### TASK ITEM
Which lines hold the word "photo"? Copy each of them from the material.

### DATA EXTRACTS
——————

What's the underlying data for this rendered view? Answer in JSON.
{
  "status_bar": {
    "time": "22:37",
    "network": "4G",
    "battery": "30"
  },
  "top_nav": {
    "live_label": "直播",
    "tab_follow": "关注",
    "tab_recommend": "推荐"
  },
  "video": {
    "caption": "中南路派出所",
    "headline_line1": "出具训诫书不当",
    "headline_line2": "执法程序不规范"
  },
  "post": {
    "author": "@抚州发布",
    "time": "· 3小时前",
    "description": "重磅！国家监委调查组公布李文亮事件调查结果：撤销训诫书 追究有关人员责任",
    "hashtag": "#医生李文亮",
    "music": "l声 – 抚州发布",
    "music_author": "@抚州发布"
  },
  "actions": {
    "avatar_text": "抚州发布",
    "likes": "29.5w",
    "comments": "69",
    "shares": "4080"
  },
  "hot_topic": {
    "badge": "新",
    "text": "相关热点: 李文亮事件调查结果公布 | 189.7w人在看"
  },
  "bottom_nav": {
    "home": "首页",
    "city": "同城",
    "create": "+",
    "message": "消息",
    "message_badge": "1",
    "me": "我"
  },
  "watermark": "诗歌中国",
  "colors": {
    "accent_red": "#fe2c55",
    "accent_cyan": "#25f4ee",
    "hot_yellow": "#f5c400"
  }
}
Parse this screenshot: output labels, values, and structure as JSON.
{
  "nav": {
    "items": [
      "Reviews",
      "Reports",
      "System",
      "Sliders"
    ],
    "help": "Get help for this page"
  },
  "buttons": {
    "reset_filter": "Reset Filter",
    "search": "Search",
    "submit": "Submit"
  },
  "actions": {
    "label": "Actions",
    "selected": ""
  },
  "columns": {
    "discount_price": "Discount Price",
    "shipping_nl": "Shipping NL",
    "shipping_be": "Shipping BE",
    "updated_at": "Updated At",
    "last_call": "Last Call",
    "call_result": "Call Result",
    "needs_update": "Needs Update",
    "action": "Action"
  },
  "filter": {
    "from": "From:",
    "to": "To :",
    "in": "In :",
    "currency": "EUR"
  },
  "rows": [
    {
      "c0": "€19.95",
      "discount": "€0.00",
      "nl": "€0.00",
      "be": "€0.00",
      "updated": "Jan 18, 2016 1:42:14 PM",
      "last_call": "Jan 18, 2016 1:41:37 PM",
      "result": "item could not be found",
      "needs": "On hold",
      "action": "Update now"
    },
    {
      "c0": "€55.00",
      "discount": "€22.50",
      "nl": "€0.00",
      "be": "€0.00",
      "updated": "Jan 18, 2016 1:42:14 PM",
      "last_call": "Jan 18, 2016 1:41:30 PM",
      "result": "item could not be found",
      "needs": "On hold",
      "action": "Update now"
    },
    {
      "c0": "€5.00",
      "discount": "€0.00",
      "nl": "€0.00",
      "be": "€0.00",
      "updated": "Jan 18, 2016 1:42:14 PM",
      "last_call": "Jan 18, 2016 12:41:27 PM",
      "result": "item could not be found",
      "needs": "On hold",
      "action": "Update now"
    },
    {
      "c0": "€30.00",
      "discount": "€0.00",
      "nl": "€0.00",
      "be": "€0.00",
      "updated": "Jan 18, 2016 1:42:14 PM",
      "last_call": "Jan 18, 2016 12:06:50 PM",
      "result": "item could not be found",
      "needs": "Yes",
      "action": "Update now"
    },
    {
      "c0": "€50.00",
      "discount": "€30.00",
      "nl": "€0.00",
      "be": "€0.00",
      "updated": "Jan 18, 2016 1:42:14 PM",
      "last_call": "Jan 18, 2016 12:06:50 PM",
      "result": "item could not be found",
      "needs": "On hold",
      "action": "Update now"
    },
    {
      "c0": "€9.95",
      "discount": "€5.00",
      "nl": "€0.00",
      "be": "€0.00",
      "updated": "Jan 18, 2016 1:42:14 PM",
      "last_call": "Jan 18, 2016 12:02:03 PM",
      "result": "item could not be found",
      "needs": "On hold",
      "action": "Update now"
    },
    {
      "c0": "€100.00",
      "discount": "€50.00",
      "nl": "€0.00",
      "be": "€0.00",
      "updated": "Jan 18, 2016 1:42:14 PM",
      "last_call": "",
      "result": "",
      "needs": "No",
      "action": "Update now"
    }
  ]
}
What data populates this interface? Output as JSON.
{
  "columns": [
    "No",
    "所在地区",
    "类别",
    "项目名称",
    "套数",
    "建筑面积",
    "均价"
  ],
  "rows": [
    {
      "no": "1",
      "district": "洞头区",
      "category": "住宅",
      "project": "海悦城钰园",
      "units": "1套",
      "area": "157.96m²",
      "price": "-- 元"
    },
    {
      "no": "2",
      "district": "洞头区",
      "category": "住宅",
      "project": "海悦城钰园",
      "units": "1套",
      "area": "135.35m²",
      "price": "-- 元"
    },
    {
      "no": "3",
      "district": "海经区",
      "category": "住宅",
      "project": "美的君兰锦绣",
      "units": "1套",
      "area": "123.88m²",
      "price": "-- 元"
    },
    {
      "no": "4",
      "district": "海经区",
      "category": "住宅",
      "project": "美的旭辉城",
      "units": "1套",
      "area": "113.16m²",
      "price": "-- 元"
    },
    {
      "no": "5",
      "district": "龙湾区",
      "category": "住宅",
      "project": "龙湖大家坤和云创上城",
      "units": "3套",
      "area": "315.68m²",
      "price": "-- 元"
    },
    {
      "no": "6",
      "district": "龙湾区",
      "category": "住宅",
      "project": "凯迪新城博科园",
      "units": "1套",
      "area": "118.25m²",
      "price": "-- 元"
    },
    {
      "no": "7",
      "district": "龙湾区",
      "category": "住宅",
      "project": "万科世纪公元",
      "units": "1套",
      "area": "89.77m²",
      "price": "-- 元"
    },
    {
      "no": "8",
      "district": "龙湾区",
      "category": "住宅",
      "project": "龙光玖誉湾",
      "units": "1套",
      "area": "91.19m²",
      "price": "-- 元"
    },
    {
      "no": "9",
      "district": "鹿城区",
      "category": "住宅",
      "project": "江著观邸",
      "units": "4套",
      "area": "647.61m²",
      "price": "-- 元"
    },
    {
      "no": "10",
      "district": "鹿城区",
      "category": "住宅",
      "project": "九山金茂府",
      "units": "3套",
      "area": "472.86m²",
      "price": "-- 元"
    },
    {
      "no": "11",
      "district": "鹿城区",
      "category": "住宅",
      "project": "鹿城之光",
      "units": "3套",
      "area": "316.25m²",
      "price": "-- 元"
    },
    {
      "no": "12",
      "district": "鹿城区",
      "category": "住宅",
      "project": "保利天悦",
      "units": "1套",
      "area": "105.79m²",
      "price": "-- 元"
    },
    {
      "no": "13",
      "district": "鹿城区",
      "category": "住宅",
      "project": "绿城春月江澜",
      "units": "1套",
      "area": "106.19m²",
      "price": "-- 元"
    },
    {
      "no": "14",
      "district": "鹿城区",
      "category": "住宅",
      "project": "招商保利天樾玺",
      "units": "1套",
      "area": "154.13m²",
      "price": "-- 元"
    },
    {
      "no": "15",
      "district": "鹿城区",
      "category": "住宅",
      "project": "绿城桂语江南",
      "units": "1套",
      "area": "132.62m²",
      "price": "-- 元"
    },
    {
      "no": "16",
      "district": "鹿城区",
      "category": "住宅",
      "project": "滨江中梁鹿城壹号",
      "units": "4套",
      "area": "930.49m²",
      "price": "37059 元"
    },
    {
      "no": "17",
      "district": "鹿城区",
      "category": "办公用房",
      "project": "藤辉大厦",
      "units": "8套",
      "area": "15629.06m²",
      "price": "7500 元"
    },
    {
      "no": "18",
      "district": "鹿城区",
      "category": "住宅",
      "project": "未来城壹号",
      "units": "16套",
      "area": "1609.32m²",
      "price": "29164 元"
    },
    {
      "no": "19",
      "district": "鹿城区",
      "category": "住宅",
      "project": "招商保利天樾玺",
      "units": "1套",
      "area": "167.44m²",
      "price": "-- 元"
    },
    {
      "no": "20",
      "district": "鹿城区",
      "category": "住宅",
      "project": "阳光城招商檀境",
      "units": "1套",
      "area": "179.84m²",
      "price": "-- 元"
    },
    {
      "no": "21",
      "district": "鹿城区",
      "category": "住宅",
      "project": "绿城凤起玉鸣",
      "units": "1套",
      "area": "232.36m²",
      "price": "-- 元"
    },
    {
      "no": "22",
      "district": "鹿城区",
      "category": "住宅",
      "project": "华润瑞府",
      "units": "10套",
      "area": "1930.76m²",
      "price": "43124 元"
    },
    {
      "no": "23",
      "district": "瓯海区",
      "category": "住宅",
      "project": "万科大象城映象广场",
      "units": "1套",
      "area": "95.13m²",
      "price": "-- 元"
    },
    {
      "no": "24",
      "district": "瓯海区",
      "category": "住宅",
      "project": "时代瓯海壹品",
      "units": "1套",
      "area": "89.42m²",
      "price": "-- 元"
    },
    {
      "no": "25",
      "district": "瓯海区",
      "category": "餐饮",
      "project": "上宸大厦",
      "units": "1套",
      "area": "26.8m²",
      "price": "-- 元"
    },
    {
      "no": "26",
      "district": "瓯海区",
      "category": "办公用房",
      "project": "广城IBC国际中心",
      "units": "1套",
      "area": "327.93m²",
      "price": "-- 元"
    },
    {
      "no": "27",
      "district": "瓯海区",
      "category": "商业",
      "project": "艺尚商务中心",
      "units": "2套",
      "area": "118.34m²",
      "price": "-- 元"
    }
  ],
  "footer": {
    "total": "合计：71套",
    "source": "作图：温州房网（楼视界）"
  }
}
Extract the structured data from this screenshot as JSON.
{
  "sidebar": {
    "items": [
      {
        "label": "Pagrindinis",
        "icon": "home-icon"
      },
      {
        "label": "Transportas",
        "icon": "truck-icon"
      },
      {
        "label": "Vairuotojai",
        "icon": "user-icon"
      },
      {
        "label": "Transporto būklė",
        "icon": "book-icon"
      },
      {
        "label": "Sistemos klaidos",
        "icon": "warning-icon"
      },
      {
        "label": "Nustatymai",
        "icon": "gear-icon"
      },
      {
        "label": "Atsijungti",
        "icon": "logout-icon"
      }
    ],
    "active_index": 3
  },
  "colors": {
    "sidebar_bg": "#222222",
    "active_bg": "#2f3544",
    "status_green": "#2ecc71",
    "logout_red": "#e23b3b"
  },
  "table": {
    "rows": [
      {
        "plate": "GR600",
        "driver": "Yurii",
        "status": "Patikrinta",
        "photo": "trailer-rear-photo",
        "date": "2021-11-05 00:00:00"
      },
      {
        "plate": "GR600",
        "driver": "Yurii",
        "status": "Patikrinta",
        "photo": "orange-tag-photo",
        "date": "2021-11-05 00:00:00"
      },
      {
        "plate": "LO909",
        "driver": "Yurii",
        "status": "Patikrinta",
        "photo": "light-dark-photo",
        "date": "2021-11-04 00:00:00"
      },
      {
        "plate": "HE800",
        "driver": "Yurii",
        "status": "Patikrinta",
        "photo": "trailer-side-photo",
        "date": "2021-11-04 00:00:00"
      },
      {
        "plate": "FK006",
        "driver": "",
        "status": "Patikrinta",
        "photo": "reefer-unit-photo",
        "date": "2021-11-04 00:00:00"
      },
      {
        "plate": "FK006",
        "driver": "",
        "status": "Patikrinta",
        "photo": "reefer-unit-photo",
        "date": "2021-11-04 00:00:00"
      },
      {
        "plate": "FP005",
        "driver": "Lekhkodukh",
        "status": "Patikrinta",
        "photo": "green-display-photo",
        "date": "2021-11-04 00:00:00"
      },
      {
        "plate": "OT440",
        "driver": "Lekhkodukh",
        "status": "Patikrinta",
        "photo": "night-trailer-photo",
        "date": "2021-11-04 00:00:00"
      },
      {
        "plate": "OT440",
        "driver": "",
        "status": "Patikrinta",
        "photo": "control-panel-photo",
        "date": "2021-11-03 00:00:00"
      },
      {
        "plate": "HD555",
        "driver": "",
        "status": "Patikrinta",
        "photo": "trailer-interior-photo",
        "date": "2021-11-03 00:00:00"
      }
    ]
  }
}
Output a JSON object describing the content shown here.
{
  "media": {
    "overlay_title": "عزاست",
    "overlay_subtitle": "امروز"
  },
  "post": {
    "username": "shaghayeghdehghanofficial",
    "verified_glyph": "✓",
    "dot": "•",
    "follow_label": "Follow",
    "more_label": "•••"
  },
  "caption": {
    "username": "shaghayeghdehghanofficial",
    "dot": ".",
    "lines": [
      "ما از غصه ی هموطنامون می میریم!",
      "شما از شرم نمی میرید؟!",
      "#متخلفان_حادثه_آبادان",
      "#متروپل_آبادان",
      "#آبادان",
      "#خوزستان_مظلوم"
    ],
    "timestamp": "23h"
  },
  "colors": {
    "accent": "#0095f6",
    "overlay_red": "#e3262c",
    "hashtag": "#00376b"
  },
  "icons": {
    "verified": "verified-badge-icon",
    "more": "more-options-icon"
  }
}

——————

### REPLY
        "photo": "trailer-rear-photo",
        "photo": "orange-tag-photo",
        "photo": "light-dark-photo",
        "photo": "trailer-side-photo",
        "photo": "reefer-unit-photo",
        "photo": "reefer-unit-photo",
        "photo": "green-display-photo",
        "photo": "night-trailer-photo",
        "photo": "control-panel-photo",
        "photo": "trailer-interior-photo",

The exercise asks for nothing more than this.